Exercise brief ▸ From the first entry to the last, repeat them all exactly.

Supplied information ▸
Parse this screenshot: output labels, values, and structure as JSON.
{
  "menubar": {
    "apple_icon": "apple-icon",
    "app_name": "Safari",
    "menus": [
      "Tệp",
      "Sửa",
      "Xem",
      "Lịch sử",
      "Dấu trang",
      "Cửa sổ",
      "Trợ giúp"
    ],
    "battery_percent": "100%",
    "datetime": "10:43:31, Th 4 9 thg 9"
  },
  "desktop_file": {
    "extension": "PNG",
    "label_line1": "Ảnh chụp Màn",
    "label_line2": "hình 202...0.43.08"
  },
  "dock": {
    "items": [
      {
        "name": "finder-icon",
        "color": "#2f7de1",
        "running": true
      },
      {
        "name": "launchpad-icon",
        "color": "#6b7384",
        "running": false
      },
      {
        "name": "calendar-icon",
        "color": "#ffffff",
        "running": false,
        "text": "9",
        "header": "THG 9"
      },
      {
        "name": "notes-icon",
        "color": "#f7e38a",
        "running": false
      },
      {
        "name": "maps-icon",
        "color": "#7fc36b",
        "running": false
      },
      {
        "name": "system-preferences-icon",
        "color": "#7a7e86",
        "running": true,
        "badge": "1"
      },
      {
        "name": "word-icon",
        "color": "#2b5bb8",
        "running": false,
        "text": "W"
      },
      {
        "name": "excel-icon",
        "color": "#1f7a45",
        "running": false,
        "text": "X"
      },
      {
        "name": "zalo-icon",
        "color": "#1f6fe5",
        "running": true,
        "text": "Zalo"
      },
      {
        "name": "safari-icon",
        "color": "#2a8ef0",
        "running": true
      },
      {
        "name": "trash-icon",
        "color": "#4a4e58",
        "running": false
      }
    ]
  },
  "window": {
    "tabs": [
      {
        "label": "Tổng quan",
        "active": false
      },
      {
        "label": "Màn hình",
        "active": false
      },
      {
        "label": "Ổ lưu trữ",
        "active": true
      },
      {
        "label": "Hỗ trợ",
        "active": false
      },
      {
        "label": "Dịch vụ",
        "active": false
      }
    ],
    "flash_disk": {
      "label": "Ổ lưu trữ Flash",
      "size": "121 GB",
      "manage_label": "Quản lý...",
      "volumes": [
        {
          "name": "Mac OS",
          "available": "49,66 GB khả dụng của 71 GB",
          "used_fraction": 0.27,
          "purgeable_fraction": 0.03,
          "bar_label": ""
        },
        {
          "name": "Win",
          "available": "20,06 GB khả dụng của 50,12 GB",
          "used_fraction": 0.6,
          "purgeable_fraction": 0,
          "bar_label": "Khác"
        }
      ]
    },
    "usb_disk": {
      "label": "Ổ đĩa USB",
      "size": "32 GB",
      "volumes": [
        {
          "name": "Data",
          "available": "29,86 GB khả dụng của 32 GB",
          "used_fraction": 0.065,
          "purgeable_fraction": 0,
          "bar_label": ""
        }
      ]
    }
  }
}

Answer for this exercise ▸
Parse this screenshot: output labels, values, and structure as JSON.
{
  "menubar": {
    "apple_icon": "apple-icon",
    "app_name": "Safari",
    "menus": [
      "Tệp",
      "Sửa",
      "Xem",
      "Lịch sử",
      "Dấu trang",
      "Cửa sổ",
      "Trợ giúp"
    ],
    "battery_percent": "100%",
    "datetime": "10:43:31, Th 4 9 thg 9"
  },
  "desktop_file": {
    "extension": "PNG",
    "label_line1": "Ảnh chụp Màn",
    "label_line2": "hình 202...0.43.08"
  },
  "dock": {
    "items": [
      {
        "name": "finder-icon",
        "color": "#2f7de1",
        "running": true
      },
      {
        "name": "launchpad-icon",
        "color": "#6b7384",
        "running": false
      },
      {
        "name": "calendar-icon",
        "color": "#ffffff",
        "running": false,
        "text": "9",
        "header": "THG 9"
      },
      {
        "name": "notes-icon",
        "color": "#f7e38a",
        "running": false
      },
      {
        "name": "maps-icon",
        "color": "#7fc36b",
        "running": false
      },
      {
        "name": "system-preferences-icon",
        "color": "#7a7e86",
        "running": true,
        "badge": "1"
      },
      {
        "name": "word-icon",
        "color": "#2b5bb8",
        "running": false,
        "text": "W"
      },
      {
        "name": "excel-icon",
        "color": "#1f7a45",
        "running": false,
        "text": "X"
      },
      {
        "name": "zalo-icon",
        "color": "#1f6fe5",
        "running": true,
        "text": "Zalo"
      },
      {
        "name": "safari-icon",
        "color": "#2a8ef0",
        "running": true
      },
      {
        "name": "trash-icon",
        "color": "#4a4e58",
        "running": false
      }
    ]
  },
  "window": {
    "tabs": [
      {
        "label": "Tổng quan",
        "active": false
      },
      {
        "label": "Màn hình",
        "active": false
      },
      {
        "label": "Ổ lưu trữ",
        "active": true
      },
      {
        "label": "Hỗ trợ",
        "active": false
      },
      {
        "label": "Dịch vụ",
        "active": false
      }
    ],
    "flash_disk": {
      "label": "Ổ lưu trữ Flash",
      "size": "121 GB",
      "manage_label": "Quản lý...",
      "volumes": [
        {
          "name": "Mac OS",
          "available": "49,66 GB khả dụng của 71 GB",
          "used_fraction": 0.27,
          "purgeable_fraction": 0.03,
          "bar_label": ""
        },
        {
          "name": "Win",
          "available": "20,06 GB khả dụng của 50,12 GB",
          "used_fraction": 0.6,
          "purgeable_fraction": 0,
          "bar_label": "Khác"
        }
      ]
    },
    "usb_disk": {
      "label": "Ổ đĩa USB",
      "size": "32 GB",
      "volumes": [
        {
          "name": "Data",
          "available": "29,86 GB khả dụng của 32 GB",
          "used_fraction": 0.065,
          "purgeable_fraction": 0,
          "bar_label": ""
        }
      ]
    }
  }
}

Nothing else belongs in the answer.